She’s also getting dinged for what she says later in the clip about “the media” swooping into South Carolina and trying to turn the massacre into a story about race. It … was a story about race, right? That’s not some manufactured media narrative. The killer gunned down innocent people because he hoped to start a race war. If you’re looking to blame someone for racializing a mass murder committed in the name of white supremacy, look to the man with his finger on the trigger.

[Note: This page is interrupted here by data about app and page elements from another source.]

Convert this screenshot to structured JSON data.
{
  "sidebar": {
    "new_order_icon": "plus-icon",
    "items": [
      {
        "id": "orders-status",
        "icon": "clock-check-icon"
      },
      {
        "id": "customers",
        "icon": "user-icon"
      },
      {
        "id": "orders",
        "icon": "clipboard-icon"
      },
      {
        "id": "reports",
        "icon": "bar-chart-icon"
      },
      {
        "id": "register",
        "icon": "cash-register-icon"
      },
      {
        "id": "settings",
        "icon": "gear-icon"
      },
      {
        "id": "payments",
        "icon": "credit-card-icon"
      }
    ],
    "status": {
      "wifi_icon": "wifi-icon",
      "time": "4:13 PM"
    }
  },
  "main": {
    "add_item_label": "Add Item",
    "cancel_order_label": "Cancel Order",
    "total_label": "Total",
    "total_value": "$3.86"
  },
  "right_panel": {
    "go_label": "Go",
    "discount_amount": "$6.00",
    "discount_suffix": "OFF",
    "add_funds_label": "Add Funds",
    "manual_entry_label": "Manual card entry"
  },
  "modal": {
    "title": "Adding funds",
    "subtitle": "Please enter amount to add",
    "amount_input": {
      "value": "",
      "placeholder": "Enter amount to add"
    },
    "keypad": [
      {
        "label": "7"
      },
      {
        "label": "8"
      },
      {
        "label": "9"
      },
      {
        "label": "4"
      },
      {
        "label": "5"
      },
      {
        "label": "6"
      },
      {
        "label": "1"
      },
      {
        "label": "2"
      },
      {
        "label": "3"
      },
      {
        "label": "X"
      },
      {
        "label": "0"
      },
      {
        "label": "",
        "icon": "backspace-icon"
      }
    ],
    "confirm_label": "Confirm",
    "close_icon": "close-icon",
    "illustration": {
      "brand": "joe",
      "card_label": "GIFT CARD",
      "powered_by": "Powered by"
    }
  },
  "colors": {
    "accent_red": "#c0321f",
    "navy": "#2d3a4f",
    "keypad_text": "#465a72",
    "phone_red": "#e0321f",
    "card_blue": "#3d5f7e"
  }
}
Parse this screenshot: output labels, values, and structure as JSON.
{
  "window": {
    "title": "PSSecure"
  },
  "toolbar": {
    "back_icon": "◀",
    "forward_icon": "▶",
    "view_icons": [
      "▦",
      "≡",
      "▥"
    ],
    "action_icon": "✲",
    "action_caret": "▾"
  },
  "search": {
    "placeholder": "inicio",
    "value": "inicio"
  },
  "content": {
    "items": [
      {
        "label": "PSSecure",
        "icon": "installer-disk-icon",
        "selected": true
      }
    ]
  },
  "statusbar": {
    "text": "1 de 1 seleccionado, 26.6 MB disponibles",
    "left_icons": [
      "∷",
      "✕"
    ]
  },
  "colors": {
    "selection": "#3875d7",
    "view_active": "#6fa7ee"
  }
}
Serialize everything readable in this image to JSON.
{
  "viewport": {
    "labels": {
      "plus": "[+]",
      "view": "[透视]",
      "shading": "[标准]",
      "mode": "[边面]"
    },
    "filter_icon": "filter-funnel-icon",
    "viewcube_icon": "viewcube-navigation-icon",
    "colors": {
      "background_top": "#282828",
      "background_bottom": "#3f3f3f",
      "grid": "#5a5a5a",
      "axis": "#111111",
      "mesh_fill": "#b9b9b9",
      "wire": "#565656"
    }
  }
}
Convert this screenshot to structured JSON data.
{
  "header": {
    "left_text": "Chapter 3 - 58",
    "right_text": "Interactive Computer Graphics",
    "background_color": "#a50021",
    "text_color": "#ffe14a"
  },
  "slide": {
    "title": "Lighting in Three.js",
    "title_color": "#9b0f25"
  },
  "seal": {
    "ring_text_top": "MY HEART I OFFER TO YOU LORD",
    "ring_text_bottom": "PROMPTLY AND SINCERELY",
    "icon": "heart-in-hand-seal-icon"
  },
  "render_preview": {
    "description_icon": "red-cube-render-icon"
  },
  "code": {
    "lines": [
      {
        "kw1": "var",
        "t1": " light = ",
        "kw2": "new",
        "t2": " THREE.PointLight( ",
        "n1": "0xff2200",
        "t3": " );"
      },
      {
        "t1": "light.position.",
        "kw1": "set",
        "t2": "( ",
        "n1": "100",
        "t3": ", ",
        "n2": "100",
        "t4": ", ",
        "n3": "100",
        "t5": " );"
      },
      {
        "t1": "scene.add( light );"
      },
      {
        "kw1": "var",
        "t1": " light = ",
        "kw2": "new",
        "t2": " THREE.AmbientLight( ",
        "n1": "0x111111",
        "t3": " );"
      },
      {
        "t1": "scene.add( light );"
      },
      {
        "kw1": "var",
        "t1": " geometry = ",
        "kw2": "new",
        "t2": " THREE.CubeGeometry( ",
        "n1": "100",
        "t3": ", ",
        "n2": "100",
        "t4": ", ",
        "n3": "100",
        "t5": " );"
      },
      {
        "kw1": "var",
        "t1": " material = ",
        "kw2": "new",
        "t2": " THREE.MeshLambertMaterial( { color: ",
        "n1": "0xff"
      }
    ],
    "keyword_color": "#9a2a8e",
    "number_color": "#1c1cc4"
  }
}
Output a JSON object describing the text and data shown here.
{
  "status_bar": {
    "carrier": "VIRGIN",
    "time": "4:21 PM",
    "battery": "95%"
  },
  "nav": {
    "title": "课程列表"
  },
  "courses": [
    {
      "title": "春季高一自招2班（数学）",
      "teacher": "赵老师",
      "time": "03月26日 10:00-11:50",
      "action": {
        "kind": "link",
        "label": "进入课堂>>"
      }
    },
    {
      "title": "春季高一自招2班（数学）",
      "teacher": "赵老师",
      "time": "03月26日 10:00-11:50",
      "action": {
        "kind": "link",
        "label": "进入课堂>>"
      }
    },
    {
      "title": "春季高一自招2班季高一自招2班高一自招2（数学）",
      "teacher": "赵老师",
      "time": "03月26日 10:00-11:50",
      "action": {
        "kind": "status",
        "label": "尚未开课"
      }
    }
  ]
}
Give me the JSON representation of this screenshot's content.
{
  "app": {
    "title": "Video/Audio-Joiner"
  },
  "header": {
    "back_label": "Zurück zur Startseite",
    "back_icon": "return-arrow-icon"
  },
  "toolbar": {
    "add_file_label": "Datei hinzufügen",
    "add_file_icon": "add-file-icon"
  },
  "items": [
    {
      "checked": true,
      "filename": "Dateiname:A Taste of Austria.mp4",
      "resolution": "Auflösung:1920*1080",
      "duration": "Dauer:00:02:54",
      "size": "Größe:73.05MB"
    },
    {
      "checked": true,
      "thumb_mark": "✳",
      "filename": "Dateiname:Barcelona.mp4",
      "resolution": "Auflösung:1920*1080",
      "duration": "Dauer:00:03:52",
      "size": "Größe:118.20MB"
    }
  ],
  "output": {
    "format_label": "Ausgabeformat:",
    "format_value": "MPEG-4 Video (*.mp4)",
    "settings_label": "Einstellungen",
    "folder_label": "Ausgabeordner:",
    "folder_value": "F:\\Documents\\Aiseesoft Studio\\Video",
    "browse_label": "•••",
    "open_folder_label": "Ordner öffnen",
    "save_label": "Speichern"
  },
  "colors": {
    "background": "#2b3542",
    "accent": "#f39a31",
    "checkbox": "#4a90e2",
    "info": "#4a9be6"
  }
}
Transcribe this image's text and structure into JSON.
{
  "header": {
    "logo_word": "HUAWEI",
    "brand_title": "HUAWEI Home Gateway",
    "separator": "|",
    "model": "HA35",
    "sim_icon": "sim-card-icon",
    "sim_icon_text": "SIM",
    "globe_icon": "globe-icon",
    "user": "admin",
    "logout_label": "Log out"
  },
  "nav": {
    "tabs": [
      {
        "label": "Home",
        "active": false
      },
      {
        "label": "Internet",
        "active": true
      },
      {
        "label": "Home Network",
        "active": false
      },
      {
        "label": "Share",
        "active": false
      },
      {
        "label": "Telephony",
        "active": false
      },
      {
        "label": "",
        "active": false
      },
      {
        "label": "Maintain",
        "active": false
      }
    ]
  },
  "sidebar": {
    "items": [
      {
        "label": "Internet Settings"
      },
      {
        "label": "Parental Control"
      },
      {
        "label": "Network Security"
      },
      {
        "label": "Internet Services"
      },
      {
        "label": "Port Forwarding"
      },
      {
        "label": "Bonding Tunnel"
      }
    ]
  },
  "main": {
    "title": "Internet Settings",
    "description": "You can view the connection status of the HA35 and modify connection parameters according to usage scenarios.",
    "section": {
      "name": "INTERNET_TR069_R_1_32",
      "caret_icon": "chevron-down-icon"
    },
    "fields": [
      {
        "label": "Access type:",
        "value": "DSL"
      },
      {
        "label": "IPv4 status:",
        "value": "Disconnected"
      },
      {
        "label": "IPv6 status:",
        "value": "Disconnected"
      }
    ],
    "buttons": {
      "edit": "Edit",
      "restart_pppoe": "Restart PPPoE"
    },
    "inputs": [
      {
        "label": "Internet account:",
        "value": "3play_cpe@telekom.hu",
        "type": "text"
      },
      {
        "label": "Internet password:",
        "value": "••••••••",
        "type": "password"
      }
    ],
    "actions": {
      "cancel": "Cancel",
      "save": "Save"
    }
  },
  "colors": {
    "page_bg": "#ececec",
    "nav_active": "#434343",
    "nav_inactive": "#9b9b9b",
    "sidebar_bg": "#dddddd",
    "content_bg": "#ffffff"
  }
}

Klein’s criticism is in good faith but I think Haley’s getting a bad rap here too. As I understand her in the clip, she’s not saying that the media was wrong to want a national conversation about race after the shooting. She’s saying they were wrong to want a national conversation about race after the shooting while the bodies were still warm. She’s complaining about them drilling down on the subject immediately, knowing how divisive it is, at a moment when South Carolina needed racial unity and she was doing her best to deliver it. She explicitly says near the end of the clip that it was appropriate to have that debate (and debates about gun control, etc) after the funerals. The woke reply to that would be that it does no one any good to sweep racism under the rug, however temporarily, particularly when it just left nine people dead on the floor of a church. That’s a moment to stare it squarely in the face, as the media did. But Haley would say, I assume, that as a governor who’d just had a fraught moment thrust upon her, she worried about social harmony first. If the racial significance of the murder could be addressed a few days later, after people of both races had had time to grieve and reflect, better to do it then.

And she was true to her word. The murders happened on June 17, 2015. It wasn’t even a week later that she delivered the remarks above and called for the flag to be removed from the statehouse grounds.

Now c’mon. Can’t we go back to dogging her for her alleged sins against Trumpism and/or her alleged sellout to Trumpism? Those topics are much more fun.